Today, if you’re under 18 and charged with a crime, your case will likely be decided, and punishment meted out, through a legal system designed for minors. But until the beginning of the 20th century, kids under the age of 18 were tried — and jailed or imprisoned — alongside adults. That is, until the world’s first juvenile court was established right here in Chicago in 1899.

Teenage suicide sheds light on lack of oversight for juveniles in county jails

OKLAHOMA CITY — Before his death, 16-year old John Leroy Daniel Applegate was secluded from other juveniles in a cell in the Oklahoma County Detention Center.

The teenager also was placed on suicide watch intermittently during his time at the detention center before jailers ultimately found him unresponsive in his cell in April, said County Commissioner Carrie Blumert.

Juvenile justice reform based on simple truth: ‘You can’t punish the bad out of kids’

Over the past decade or so, our county and our state have been in the forefront of a national movement to rethink what “juvenile justice” is. This movement is based on recent research on brain development, and how it is impaired by childhood traumatic experiences such as domestic violence, abuse, neglect, and poverty. It’s also based on evidence about what kinds of programs and services really help kids overcome adversity and develop the skills they need to lead meaningful, satisfying, and law-abiding lives.

Racial Disparity of Incarcerated Youth

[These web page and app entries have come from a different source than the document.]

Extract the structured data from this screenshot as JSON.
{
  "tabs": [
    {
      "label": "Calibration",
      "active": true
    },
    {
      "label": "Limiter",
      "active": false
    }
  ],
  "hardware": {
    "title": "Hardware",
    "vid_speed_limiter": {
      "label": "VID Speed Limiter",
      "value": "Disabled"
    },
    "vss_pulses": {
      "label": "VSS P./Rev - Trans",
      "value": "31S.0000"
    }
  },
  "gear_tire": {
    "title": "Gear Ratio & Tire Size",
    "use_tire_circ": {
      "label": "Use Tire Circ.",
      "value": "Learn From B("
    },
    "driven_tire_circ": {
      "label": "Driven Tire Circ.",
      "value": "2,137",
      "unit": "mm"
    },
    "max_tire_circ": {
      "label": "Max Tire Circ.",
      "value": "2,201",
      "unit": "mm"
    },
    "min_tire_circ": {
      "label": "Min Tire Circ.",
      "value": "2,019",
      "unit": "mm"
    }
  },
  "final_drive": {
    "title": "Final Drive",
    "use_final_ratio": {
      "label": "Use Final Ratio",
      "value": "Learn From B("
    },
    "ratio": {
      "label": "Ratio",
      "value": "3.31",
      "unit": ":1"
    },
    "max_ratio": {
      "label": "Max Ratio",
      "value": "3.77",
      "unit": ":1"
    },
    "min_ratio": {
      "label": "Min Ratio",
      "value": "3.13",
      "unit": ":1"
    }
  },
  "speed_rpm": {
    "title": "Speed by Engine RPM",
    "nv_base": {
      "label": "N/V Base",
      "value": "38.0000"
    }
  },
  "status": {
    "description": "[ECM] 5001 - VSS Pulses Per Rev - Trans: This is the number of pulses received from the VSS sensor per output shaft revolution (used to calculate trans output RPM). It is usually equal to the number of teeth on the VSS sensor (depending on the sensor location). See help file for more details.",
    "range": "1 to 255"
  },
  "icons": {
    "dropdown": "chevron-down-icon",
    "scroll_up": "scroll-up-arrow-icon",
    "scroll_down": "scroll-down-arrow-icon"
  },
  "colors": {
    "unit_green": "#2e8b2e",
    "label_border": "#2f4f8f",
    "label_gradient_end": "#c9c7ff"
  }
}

This map includes rates of incarceration for each state broken out by race, ethnicity, and gender. Custody rates are calculated per 100,000 juveniles ages 10 through the upper age of original juvenile court jurisdiction in each State. Click on a state to see that state’s overall number of incarcerated youth, and breakdowns of incarcerated youth by race, ethnicity, and gender as compared to the general youth population in that state.

Mentally ill suspects get help in Miami, jail in Michigan. Guess which works

Since it began in 2000, the Miami-Dade Circuit Court Criminal Mental Health Project(or CMHP) has steered thousands of mentally ill offenders into treatment while deeply reducing the county’s jail population, from nearly 7,000 prisoners a decade ago to just over 4,000 last year. That in turn has allowed officials to close a detention center while saving the county $12 million a year.

One Can Help saves taxpayers millions each year by helping juvenile court involved children and families quickly access missing resources.

Nonprofit's innovative program partners with juvenile court professionals to fill the gap in resources that impacts countless children in the juvenile court and child welfare systems. Their interventions have been credited with helping to reduce state's foster care, court, homelessness and dropout burdens, says study.

Sarah Koenig Clears Up Our Biggest Misconceptions About the Justice System

Sarah Koenig is a former executive producer of This American Life and creator of Serial, a massively popular, Peabody Award–winning podcast that follows one story or topic all season long. Koenig was kind enough to chat with us ahead of the San Diego Workforce Partnership Opportunity Summit on May 2, where she will be delivering the keynote address, “The Vortex of Justice Involvement for Young Adults.”

With fewer juvenile offenders locked up, an unexpected consequence arises for schools that teach them

Schopen teaches at a juvenile detention center for children serving time for committing felony crimes — assault, burglary, murder, manslaughter, arson. Four out of five students have mental-health or substance-abuse issues and struggle to control their emotions. About half have learning disabilities and are many grade levels behind. It’s hard to imagine a more difficult place to teach.